__Problem description__. Could you please return each line of the data that has the word "Copy"?
**********
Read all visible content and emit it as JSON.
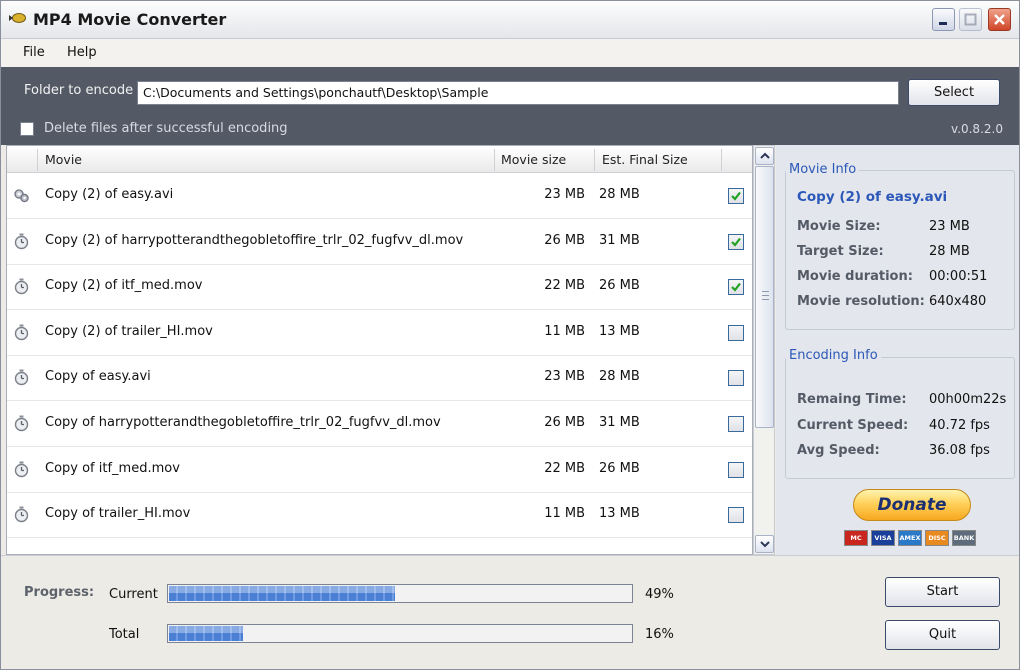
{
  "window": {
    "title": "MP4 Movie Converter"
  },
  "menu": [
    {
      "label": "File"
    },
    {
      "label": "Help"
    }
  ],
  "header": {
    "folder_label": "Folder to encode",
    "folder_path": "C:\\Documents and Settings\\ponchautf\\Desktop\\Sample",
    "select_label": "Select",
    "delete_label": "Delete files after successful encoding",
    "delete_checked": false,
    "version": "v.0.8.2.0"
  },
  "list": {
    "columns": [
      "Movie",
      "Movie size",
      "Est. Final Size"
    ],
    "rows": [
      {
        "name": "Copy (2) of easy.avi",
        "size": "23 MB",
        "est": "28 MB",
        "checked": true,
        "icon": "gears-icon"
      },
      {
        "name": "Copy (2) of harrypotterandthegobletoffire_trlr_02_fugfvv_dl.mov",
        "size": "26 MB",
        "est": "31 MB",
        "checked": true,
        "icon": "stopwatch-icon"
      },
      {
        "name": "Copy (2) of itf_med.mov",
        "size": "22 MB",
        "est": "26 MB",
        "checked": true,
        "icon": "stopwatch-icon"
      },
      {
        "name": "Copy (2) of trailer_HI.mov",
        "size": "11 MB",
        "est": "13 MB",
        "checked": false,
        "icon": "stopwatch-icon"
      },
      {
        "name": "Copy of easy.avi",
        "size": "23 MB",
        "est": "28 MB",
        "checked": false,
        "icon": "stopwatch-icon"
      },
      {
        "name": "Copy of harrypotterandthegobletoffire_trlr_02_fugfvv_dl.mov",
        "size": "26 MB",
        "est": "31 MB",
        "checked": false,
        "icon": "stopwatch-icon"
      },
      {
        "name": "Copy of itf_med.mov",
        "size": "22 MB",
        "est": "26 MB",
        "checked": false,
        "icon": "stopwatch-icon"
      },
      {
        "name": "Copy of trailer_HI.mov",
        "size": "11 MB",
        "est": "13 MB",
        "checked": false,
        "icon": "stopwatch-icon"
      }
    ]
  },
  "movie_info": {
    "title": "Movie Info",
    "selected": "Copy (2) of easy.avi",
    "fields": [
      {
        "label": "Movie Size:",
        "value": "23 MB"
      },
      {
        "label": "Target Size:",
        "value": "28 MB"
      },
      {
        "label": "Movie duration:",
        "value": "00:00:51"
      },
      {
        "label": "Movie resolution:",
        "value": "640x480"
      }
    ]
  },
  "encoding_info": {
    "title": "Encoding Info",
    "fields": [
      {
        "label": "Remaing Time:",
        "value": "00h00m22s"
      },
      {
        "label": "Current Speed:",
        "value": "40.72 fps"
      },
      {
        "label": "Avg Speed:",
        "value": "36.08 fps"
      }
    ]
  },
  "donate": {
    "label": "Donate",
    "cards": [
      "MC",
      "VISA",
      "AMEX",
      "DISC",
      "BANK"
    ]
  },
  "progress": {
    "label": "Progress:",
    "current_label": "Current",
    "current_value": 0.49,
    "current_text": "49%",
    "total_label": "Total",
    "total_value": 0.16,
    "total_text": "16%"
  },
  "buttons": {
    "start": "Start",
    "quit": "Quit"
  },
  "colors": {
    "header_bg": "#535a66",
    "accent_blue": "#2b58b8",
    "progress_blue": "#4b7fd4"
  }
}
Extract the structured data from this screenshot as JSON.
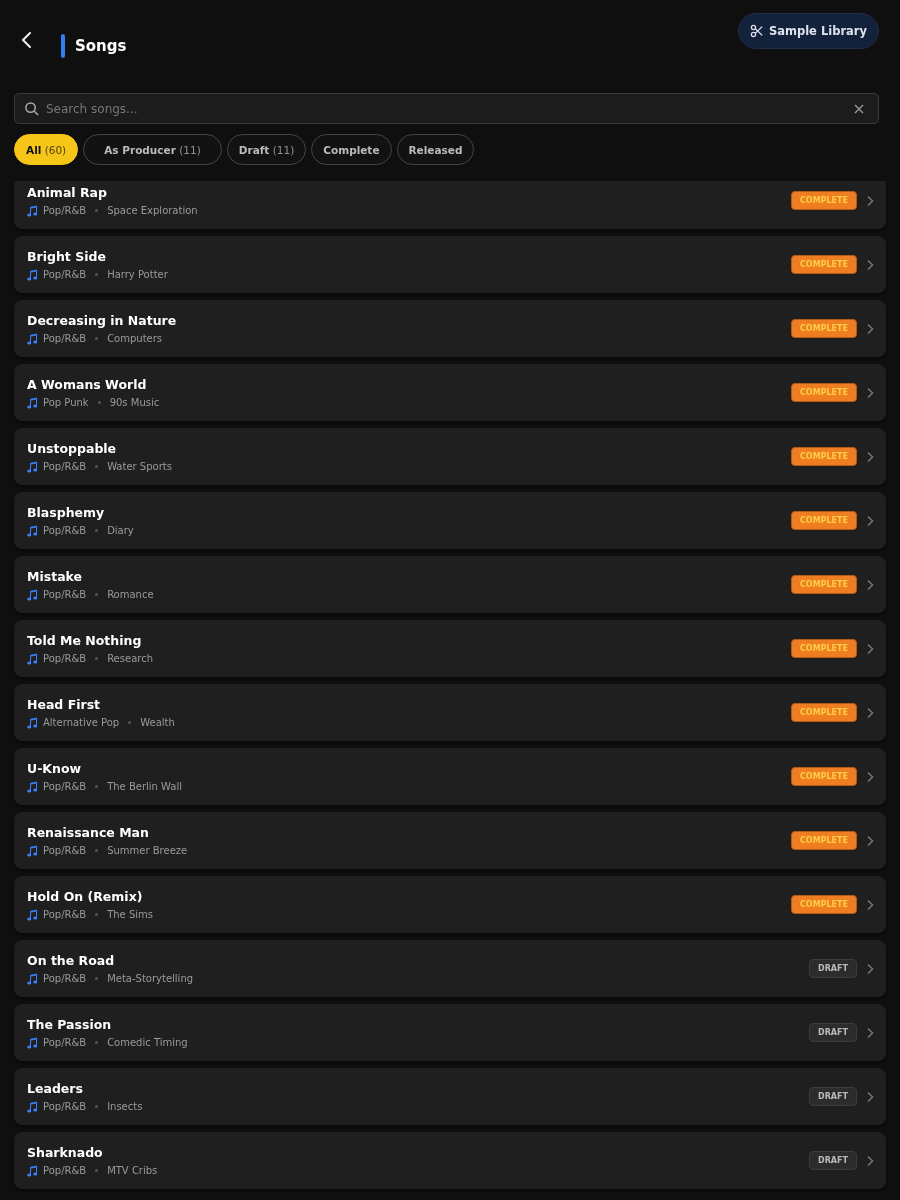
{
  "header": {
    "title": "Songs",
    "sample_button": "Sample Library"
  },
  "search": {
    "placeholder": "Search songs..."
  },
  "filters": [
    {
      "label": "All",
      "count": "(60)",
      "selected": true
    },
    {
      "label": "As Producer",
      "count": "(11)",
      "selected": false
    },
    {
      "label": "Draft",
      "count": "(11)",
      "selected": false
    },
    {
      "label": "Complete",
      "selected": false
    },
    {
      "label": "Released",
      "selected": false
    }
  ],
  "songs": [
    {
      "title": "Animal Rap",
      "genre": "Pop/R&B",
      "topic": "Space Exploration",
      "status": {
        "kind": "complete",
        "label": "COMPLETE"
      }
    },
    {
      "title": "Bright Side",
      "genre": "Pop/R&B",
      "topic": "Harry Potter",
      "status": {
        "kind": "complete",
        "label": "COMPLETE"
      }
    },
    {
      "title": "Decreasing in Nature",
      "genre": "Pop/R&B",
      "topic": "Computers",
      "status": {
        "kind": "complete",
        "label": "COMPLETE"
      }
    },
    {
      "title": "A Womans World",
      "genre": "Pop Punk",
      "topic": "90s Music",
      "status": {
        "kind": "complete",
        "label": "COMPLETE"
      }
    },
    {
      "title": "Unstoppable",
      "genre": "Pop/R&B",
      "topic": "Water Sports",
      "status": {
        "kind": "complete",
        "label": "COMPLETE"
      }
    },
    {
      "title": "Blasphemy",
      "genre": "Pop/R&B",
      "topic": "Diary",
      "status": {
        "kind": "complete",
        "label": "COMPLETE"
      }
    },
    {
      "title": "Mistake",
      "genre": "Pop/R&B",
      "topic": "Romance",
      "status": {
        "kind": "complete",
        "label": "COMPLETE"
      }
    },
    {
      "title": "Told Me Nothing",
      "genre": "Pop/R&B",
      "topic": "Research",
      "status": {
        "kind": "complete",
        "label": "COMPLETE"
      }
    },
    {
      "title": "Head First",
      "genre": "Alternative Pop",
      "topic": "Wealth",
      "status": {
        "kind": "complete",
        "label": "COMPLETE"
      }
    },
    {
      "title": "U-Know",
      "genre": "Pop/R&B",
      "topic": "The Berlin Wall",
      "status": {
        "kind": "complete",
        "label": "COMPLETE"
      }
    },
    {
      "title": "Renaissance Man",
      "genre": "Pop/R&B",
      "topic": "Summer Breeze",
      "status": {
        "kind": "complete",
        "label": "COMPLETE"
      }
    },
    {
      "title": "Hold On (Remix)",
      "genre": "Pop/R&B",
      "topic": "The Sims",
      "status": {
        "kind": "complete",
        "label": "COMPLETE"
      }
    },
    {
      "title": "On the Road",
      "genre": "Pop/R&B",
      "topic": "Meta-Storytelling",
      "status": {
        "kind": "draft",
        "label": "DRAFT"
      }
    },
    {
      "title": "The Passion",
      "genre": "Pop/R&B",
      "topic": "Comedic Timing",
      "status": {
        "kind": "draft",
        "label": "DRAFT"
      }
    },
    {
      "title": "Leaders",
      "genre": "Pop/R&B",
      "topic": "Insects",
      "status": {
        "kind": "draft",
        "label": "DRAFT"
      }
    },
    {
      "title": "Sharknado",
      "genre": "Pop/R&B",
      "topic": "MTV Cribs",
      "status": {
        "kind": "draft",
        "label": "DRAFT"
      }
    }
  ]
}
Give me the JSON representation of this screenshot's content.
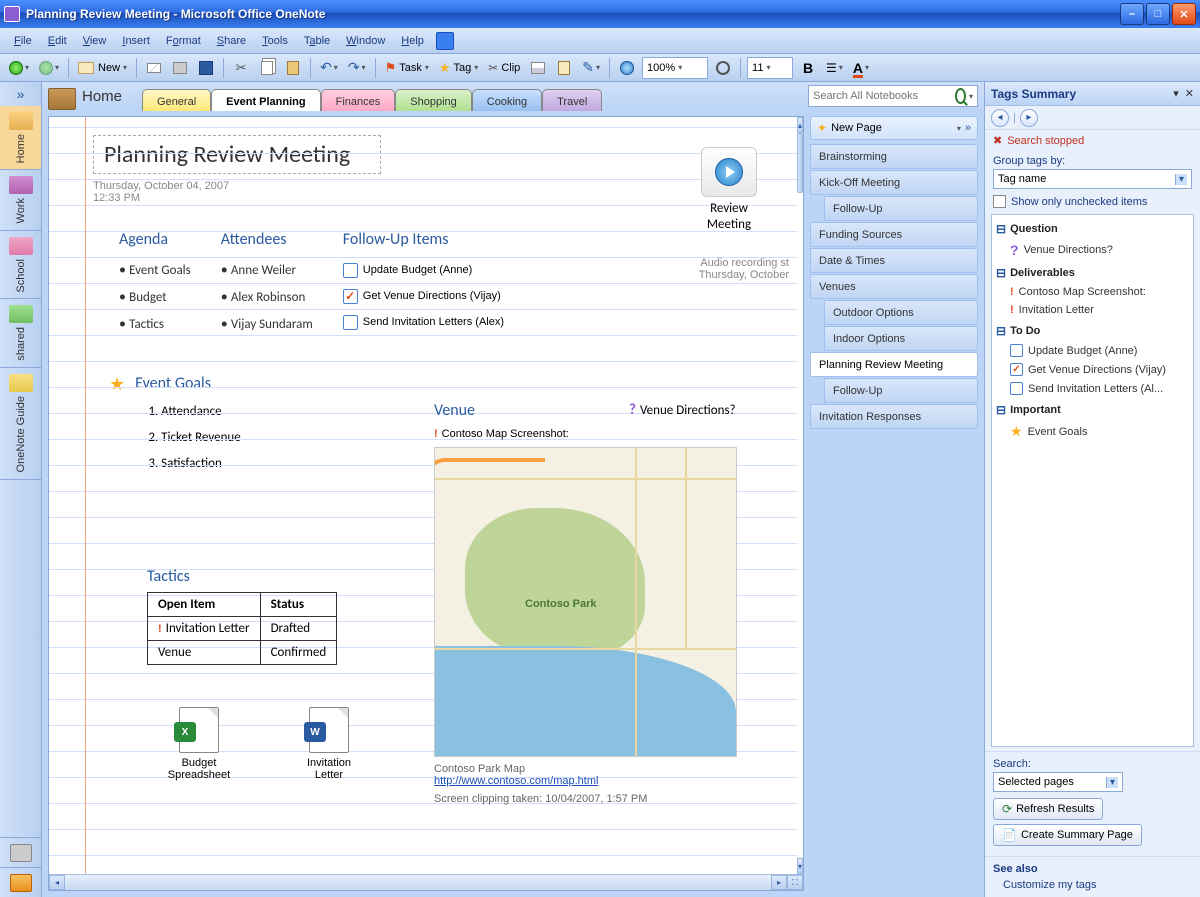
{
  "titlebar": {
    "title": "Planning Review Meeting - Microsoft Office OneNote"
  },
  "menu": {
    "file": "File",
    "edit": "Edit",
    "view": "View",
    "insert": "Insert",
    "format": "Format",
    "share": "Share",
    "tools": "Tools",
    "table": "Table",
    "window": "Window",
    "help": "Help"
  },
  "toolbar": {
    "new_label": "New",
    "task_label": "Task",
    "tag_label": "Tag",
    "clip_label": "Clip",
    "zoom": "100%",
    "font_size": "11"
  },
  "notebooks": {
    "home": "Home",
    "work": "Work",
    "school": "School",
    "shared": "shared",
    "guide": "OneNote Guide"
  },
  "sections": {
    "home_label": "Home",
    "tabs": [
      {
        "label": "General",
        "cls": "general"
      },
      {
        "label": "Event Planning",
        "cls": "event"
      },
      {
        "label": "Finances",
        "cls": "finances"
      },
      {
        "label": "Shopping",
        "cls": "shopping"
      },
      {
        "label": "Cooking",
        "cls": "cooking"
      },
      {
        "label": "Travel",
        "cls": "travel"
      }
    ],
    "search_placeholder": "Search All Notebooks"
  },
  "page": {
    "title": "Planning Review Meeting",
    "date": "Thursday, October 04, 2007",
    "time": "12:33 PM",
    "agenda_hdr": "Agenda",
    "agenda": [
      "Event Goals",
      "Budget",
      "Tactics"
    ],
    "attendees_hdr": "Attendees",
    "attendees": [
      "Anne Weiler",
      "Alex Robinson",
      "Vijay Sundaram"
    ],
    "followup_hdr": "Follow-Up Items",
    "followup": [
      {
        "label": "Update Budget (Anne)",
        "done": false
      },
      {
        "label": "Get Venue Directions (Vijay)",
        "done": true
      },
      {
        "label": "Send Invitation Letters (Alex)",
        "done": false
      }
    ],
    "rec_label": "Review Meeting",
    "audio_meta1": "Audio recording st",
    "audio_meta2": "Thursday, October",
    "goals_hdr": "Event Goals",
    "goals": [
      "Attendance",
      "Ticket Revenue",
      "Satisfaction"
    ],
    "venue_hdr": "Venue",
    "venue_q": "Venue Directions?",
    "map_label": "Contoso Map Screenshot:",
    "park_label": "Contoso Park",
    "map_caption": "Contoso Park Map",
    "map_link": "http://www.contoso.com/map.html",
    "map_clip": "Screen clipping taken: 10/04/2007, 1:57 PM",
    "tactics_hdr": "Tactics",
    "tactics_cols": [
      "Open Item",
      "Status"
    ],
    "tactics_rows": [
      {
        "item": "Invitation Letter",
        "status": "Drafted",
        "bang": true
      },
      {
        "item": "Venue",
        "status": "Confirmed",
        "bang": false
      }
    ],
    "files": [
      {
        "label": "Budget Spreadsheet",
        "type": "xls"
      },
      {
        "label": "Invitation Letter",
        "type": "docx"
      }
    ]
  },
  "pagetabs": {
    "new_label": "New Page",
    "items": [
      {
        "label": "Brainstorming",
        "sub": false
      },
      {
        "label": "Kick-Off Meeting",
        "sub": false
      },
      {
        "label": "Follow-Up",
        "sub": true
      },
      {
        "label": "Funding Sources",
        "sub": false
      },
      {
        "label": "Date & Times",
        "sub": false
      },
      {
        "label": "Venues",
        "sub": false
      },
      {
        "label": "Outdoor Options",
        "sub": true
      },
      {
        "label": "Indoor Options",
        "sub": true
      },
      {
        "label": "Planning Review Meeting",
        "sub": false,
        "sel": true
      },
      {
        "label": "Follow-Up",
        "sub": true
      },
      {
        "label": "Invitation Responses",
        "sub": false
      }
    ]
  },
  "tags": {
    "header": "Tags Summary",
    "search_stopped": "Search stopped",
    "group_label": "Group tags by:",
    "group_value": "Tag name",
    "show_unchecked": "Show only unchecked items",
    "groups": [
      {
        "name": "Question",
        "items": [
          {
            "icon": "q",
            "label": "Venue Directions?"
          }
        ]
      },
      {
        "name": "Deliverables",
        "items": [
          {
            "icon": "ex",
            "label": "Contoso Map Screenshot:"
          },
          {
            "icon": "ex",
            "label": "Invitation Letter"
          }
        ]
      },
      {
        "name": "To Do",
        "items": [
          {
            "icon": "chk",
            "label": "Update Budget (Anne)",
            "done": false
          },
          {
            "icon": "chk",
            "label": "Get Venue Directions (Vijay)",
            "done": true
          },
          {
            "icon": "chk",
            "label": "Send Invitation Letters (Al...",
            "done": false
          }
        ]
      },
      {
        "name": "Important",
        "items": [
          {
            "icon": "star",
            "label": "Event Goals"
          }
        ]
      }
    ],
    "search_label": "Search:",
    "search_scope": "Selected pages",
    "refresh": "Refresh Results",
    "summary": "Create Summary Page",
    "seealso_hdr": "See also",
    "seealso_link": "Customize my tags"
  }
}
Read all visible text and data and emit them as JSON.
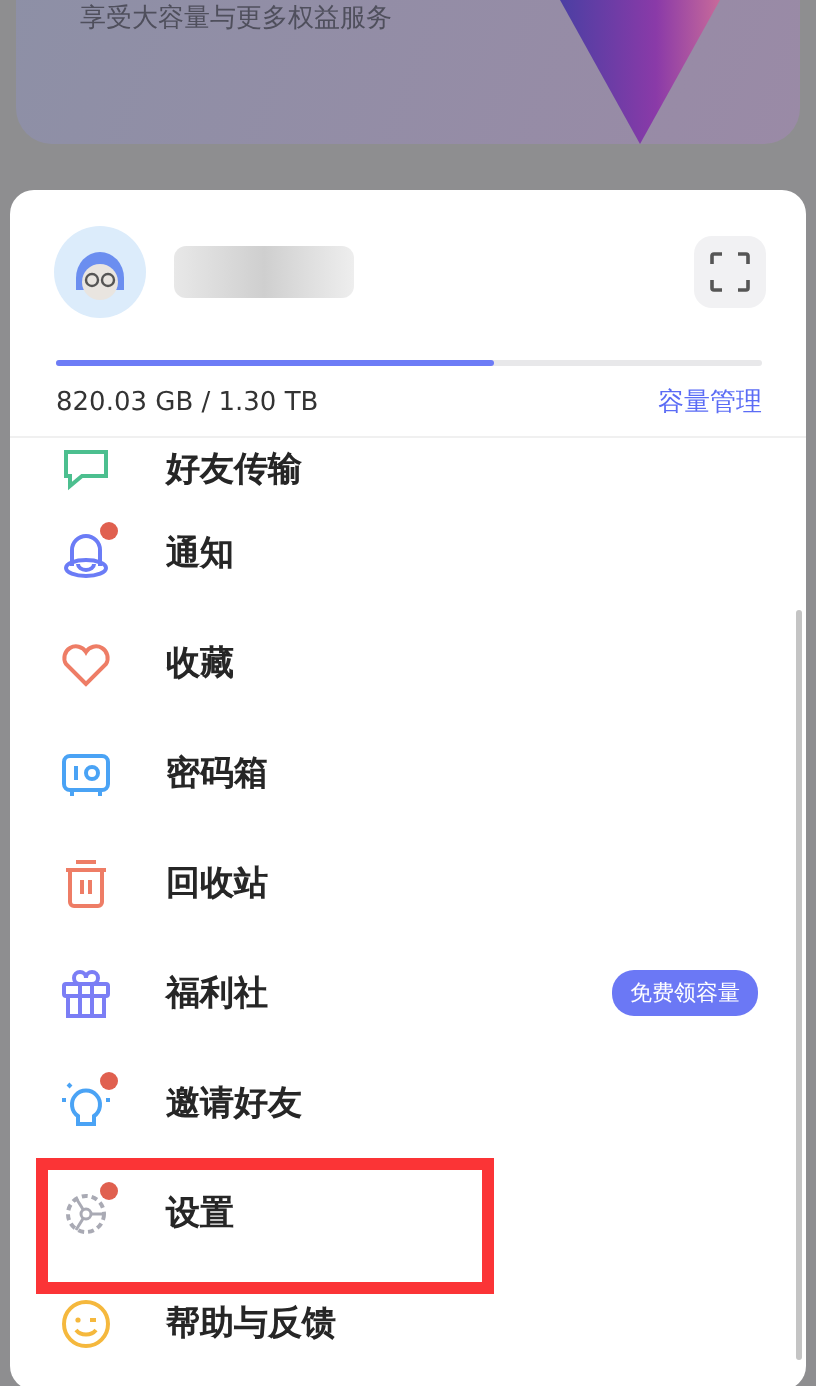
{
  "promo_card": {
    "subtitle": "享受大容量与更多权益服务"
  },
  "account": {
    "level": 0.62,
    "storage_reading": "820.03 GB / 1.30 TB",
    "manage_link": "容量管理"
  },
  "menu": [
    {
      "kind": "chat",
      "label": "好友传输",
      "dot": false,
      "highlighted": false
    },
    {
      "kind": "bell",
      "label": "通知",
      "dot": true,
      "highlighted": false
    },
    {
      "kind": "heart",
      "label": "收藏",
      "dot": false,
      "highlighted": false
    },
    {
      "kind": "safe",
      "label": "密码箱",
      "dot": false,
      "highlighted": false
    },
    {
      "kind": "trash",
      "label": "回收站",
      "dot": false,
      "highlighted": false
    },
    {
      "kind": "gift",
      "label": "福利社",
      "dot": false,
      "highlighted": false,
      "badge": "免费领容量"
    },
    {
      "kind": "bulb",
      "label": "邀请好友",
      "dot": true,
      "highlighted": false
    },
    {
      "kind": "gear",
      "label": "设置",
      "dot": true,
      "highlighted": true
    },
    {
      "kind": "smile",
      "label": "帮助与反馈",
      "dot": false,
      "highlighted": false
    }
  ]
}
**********
__Response for this exercise__.
        "name": "Copy (2) of easy.avi",
        "name": "Copy (2) of harrypotterandthegobletoffire_trlr_02_fugfvv_dl.mov",
        "name": "Copy (2) of itf_med.mov",
        "name": "Copy (2) of trailer_HI.mov",
        "name": "Copy of easy.avi",
        "name": "Copy of harrypotterandthegobletoffire_trlr_02_fugfvv_dl.mov",
        "name": "Copy of itf_med.mov",
        "name": "Copy of trailer_HI.mov",
    "selected": "Copy (2) of easy.avi",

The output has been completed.